- [Material for this task]
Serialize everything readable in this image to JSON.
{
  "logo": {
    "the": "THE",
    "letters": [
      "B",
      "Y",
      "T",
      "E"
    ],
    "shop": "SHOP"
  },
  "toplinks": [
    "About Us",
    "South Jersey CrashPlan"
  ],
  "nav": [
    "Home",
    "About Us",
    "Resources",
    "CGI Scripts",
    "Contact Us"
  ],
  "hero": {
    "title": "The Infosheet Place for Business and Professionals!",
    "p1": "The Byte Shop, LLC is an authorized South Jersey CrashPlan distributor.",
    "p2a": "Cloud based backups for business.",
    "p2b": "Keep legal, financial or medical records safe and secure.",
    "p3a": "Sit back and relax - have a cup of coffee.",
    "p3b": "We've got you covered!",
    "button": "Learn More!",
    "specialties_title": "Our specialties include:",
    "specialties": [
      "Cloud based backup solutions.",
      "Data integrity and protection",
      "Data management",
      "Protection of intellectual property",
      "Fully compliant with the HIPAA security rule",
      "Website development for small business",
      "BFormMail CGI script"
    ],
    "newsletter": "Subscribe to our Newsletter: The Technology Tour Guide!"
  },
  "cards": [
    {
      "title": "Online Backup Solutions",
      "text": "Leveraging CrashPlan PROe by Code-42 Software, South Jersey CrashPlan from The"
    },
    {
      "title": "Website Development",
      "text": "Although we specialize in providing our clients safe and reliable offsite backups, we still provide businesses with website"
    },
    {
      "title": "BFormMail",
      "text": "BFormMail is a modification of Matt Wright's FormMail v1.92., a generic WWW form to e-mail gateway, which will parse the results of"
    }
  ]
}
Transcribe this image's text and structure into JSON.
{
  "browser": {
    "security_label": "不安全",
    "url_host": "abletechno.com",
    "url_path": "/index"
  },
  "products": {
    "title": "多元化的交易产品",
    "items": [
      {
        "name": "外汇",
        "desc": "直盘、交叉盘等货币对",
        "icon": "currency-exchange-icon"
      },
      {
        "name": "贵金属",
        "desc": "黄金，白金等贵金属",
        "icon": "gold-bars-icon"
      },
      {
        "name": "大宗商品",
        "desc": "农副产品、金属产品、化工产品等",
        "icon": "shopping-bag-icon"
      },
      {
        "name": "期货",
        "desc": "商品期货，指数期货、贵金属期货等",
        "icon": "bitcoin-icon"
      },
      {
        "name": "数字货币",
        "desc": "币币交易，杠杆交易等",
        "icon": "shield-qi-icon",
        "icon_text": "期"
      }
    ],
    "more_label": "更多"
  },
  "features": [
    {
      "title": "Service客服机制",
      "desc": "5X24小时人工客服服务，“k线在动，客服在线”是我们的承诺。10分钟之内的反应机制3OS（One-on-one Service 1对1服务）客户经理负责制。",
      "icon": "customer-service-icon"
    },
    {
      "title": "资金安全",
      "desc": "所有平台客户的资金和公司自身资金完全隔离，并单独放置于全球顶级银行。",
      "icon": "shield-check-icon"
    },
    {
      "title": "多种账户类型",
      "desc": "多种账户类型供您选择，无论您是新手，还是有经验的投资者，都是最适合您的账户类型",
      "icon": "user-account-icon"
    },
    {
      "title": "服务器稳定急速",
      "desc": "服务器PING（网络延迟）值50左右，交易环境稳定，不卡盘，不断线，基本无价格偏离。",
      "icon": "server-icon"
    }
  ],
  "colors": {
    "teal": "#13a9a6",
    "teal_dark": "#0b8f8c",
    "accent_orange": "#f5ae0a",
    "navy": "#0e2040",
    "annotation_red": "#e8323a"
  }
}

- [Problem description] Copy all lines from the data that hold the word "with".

- [Result of the task]
      "Fully compliant with the HIPAA security rule",
      "text": "Although we specialize in providing our clients safe and reliable offsite backups, we still provide businesses with website"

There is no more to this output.